- Close an unoccupied room that is isolated from the rest of the house, such as in a corner, and turn down the thermostat or turn off the heating for that room or zone. However, do not turn the heating off if it adversely affects the rest of your system. For example, if you heat your house with a heat pump, do not close the vents-closing the vents could harm the heat pump.
- Select energy-efficient equipment when you buy new heating and cooling equipment. Your contractor should be able to give you energy fact sheets for different types, models, and designs to help you compare energy usage. Look for high Annual Fuel Utilization Efficiency (AFUE) ratings and the Seasonal Energy Efficiency Ratio (SEER). The national minimums are 78% AFUE and 10 SEER.
- Look for the ENERGY STAR(r) and EnergyGuide labels. ENERGY STAR(r) is a program of the U.S. Department of Energy (DOE) and the Environmental Protection Agency (EPA) designed to help consumers identify energy-efficient appliances and products.
It might surprise you to know that buying a bigger room air-conditioning unit won't necessarily make you feel more comfortable during the hot summer months. In fact, a room air conditioner that's too big for the area it is supposed to cool will perform less efficiently and less effectively than a smaller, properly sized unit.
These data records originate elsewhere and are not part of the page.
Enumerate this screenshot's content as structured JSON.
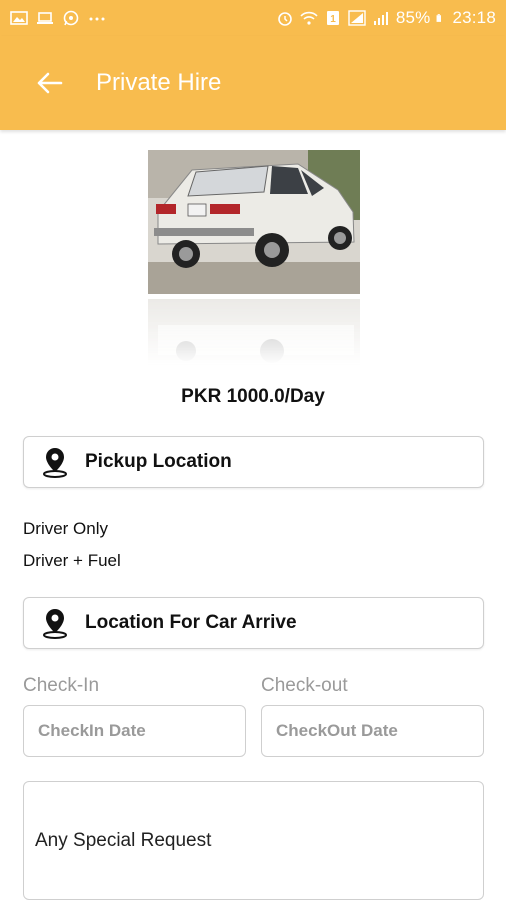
{
  "status_bar": {
    "battery": "85%",
    "time": "23:18",
    "left_icons": [
      "gallery-icon",
      "laptop-icon",
      "whatsapp-icon",
      "more-dots-icon"
    ],
    "right_icons": [
      "alarm-icon",
      "wifi-icon",
      "sim-icon",
      "signal-icon",
      "battery-icon"
    ]
  },
  "app_bar": {
    "title": "Private Hire",
    "back_icon": "arrow-left-icon",
    "color": "#f8bc4e"
  },
  "car": {
    "price": "PKR 1000.0/Day"
  },
  "pickup": {
    "label": "Pickup Location",
    "icon": "location-pin-icon"
  },
  "options": {
    "driver_only": "Driver Only",
    "driver_fuel": "Driver + Fuel"
  },
  "arrive": {
    "label": "Location For Car Arrive",
    "icon": "location-pin-icon"
  },
  "dates": {
    "checkin_label": "Check-In",
    "checkout_label": "Check-out",
    "checkin_placeholder": "CheckIn Date",
    "checkout_placeholder": "CheckOut Date"
  },
  "request": {
    "placeholder": "Any Special Request"
  }
}
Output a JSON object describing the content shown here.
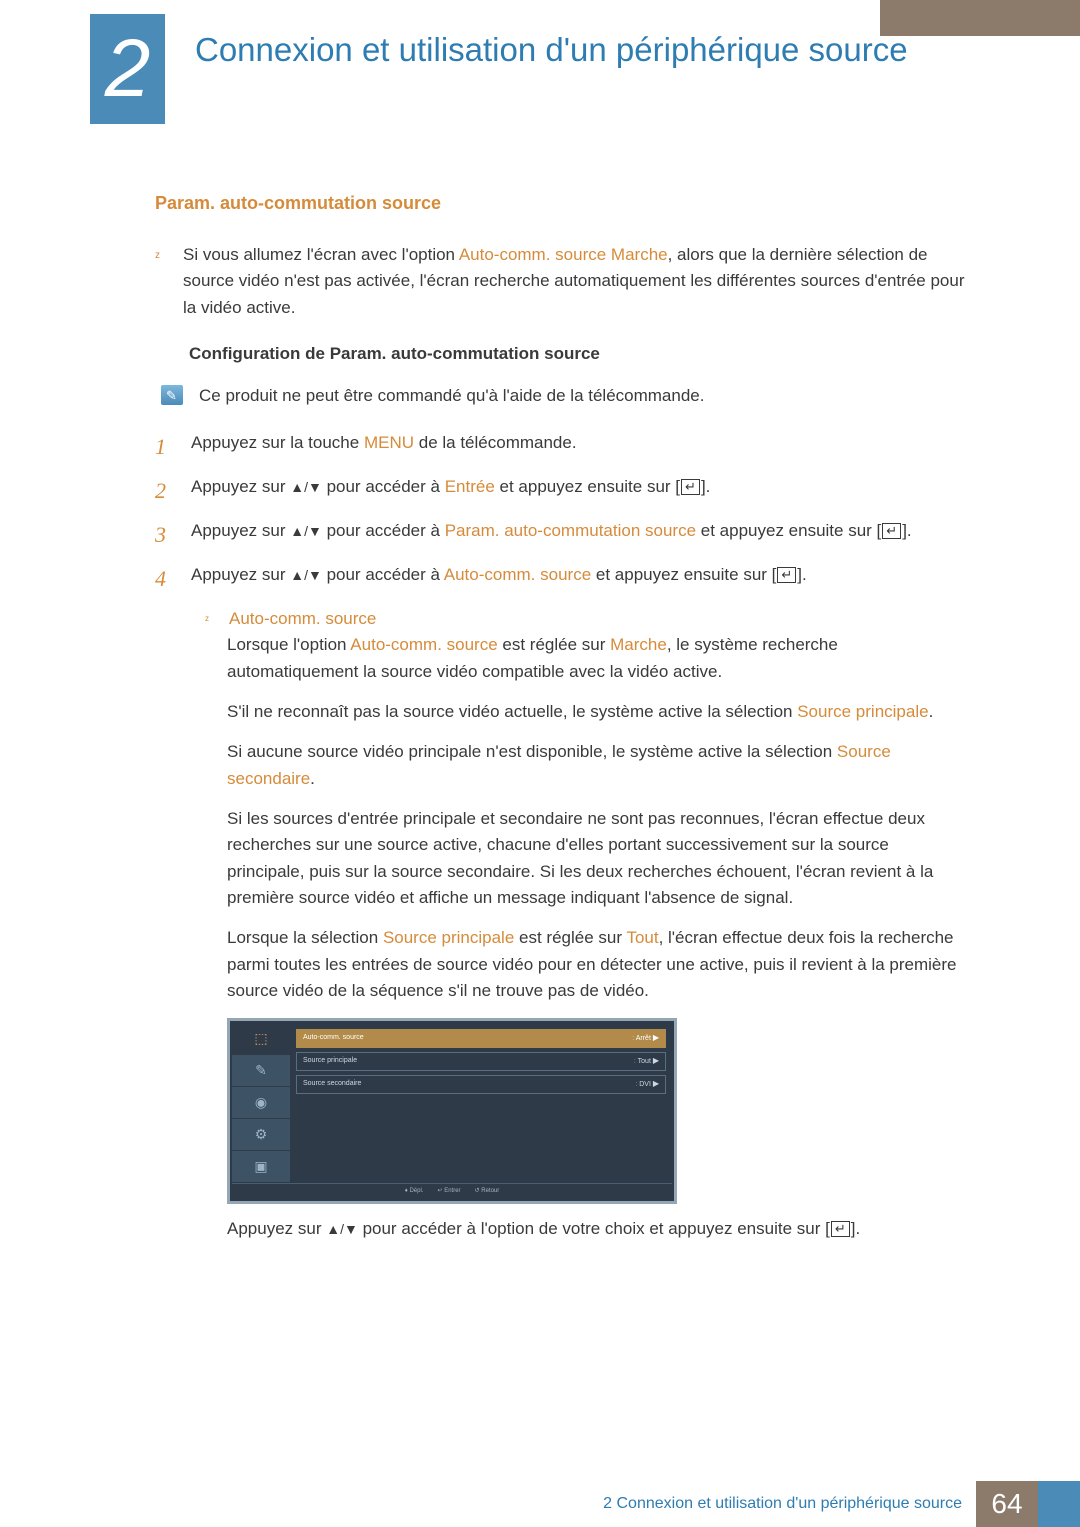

This is because room units work better if they run for relatively long periods of time than if they are continually, switching off and on. Longer run times allow air conditioners to maintain a more constant room temperature. Running longer also allows them to remove a larger amount of moisture from the air, which lowers humidity and, more importantly, makes you feel more comfortable.
Sizing is equally important for central air-conditioning systems, which need to be sized by professionals. If you have a central air system in your home, set the fan to shut off at the same time as the cooling unit (compressor). In other words, don't use the system's central fan to provide circulation but instead use circulating fans in individual rooms.
- SEER is the Seasonal Energy Efficiency Rating. SEER rates the efficiency during the cooling season. Look for a SEER rating of 12 or above.
- Don't set your thermostat at a colder temperature setting than normal when you turn on your air conditioner. It will not cool your home any faster and could result in excessive cooling and therefore unnecessary expense.
- Set your airconditioner fan speed on high except in very humid weather. When it's humid set the fan speed on low. You'll get better cooling.
- Whole-house fans help cool your home by pulling cool air through the house and exhausting warm air through the attic. They are effective when operated at night and when the outside air is cooler than the inside.
- Consider using an interior fan in conjunction with your window air conditioner to spread the cooled air more effectively through your home without greatly increasing your power use.
- Don't place lamps or TV sets near your air conditioning thermostat.
- Plant trees or shrubs to shade air-conditioning units but not to block the airflow. A unit operating in the shade uses as much as 10% less electricity than the same one operating in the sun.
If you use electricity to heat your home, consider installing an energy efficient heat pump system. Heat pumps are the most efficient for of electric heating in moderate climates, providing three times more heating than the equivalent amount of energy they consume in electricity.
There are three types of heat pumps: air-to-air, water source and ground source. They collect heat from the air, water or ground outside your home and concentrate it for use inside. Heat pumps do double duty as a central air conditioner. They can also cool your home by collecting the heat inside your house and effectively pumping it outside. A heat pump can trim the amount of electricity you use for heating as much as 30% to 40%.
- Do not set back the heat pump's thermostat manually if it causes the electric resistance heating to come on. This type of heating, which is often used as a backup to the heat pump, is more expensive.
- Clean or change filters once a month or as needed and maintain the system according to manufacturer's instructions.